Fly a normal approach to touchdown.
After landing, accomplish the following:
Power levers (runway assured) IDLE.
Condition levers FUEL CUTOFF.
Fire pull handle Pull.
Master switch OFF.
Landing With Flat Tire(s). If aware that a main
gear tire(s) is flat, a landing close to the edge of
the runway opposite the flat tire will help avoid
veering off the runway. If the nose wheel tire is
flat, use minimum braking.
9-25. LANDING WITH INOPERATIVE WING FLAPS
characteristics when landing with the wing flaps up. The
approach angle will be shallow and the touchdown
speed will be higher resulting in a longer landing roll.
9-26. CRACKED WINDSHIELD.
External Crack. If an external windshield crack
is noted, no action is required in flight.
Heating elements may be inoperative in
areas of crack.
Internal Crack. If an internal crack occurs,
perform the following:
Descend to below 25,000 feet.
differential to 4 PSI or less within 10
9-27. CRACKED CABIN WINDOW.
If a crack in a single ply of the external cabin
Proceed as follows.
Oxygen As required.
Cabin pressurization Depressurize.
Descend As required.
If both plys of the external cabin window

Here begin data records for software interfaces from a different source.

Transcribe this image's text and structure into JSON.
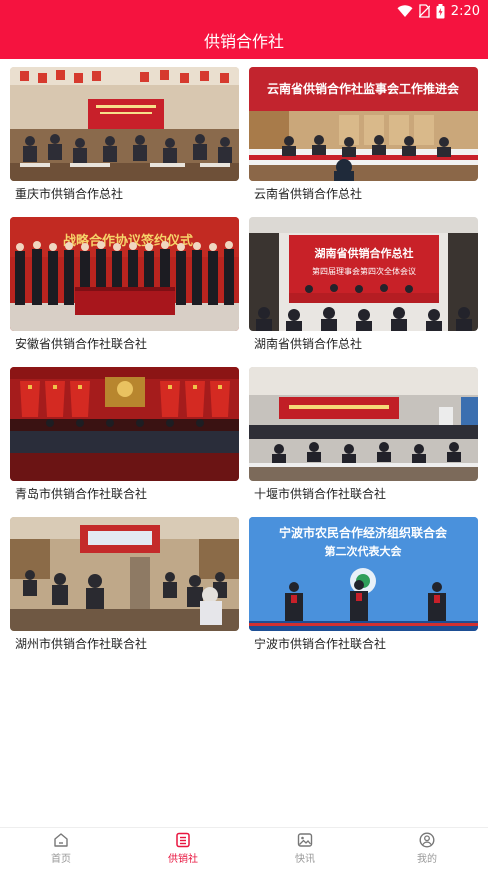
{
  "status_bar": {
    "time": "2:20",
    "icons": [
      "wifi-icon",
      "no-sim-icon",
      "battery-icon"
    ]
  },
  "header": {
    "title": "供销合作社"
  },
  "cards": [
    {
      "caption": "重庆市供销合作总社",
      "photo": "conference-room-photo"
    },
    {
      "caption": "云南省供销合作总社",
      "photo": "supervisory-meeting-photo",
      "photo_text": "云南省供销合作社监事会工作推进会"
    },
    {
      "caption": "安徽省供销合作社联合社",
      "photo": "signing-ceremony-photo",
      "photo_text": "战略合作协议签约仪式"
    },
    {
      "caption": "湖南省供销合作总社",
      "photo": "council-meeting-photo",
      "photo_text": "湖南省供销合作总社",
      "photo_subtext": "第四届理事会第四次全体会议"
    },
    {
      "caption": "青岛市供销合作社联合社",
      "photo": "stage-with-flags-photo"
    },
    {
      "caption": "十堰市供销合作社联合社",
      "photo": "hall-meeting-photo"
    },
    {
      "caption": "湖州市供销合作社联合社",
      "photo": "training-room-photo"
    },
    {
      "caption": "宁波市供销合作社联合社",
      "photo": "congress-stage-photo",
      "photo_text": "宁波市农民合作经济组织联合会",
      "photo_subtext": "第二次代表大会"
    }
  ],
  "tabs": [
    {
      "label": "首页",
      "icon": "home-icon",
      "active": false
    },
    {
      "label": "供销社",
      "icon": "list-doc-icon",
      "active": true
    },
    {
      "label": "快讯",
      "icon": "image-icon",
      "active": false
    },
    {
      "label": "我的",
      "icon": "user-icon",
      "active": false
    }
  ],
  "colors": {
    "brand": "#f5133f",
    "active_tab": "#e8153f",
    "inactive_tab": "#999999"
  }
}
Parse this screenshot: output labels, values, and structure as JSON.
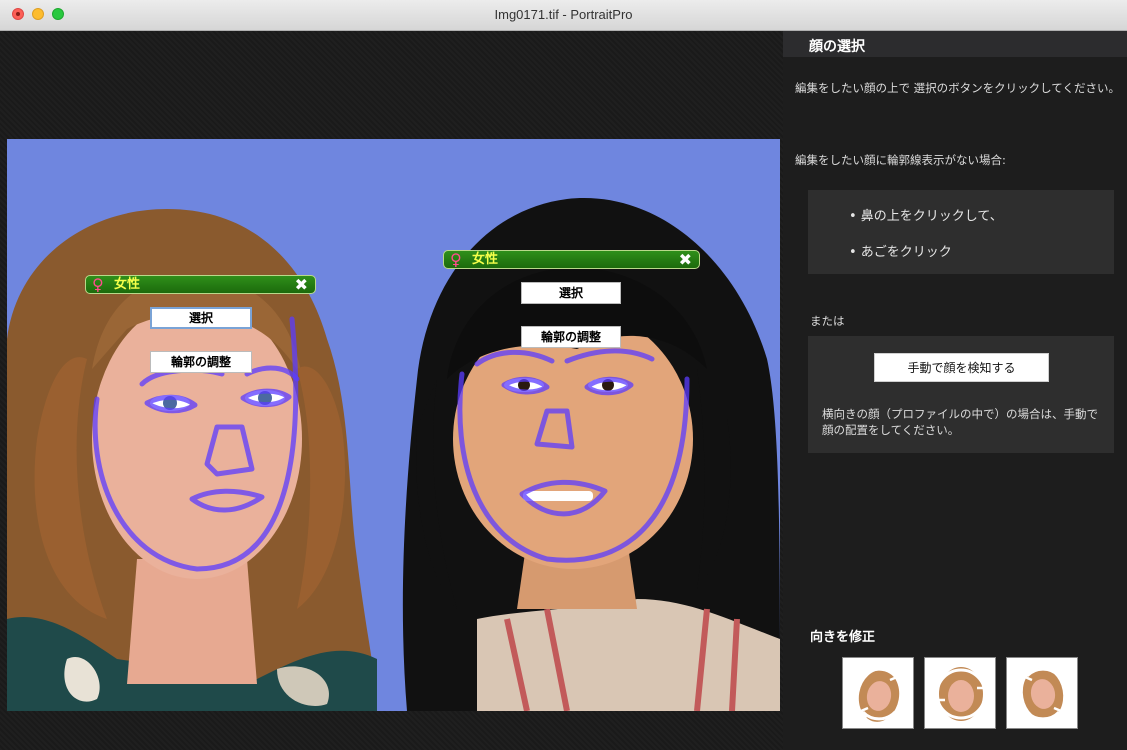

have developed cracks, the aircraft shall
not be flown, once landed, without proper
ferry flight authorization.
If a decision to ditch is made, immediately alert all
crewmembers to prepare for ditching. Plan the
approach into the wind if the wind is high and the seas
are heavy. If the swells are heavy but the wind is light,
land parallel to the swells. Set up a minimum rate
descent (power on or off, as the situation dictates,
airspeed 110-120 KIAS). Do not try to flare as in a
normal landing, as it is very difficult to judge altitude
over water, particularly in a slick sea. Leveling off too
high may cause a nose low "drop in," while having the
tail too low on impact may result in the aircraft pitching
forward and "digging in." Expect more than one impact
shock and several skips before the final hard shock.
There may be nothing but spray visible for several
seconds while the aircraft is decelerating. To prevent
cartwheeling, it is important that the wings be level when
the aircraft hits the water. After the aircraft is at rest,
supervise evacuation of passengers and exit the aircraft
as quickly as possible. In a planned ditching, the life raft
and first-aid kits should be secured close to the cabin
emergency hatch for easy access when evacuating;
however, do not remove the raft from its carrying case
inside the aircraft. After exiting the aircraft, keep the
raft away from any damaged surfaces which might tear
or puncture the fabric. The length of time that the
aircraft will float depends on the fuel level and the
extent of aircraft damage caused by the ditching. Refer
to figure 9-3 for body positions during ditching. Figure
9-4 shows wind swell information. Perform the following
Change 2 9-15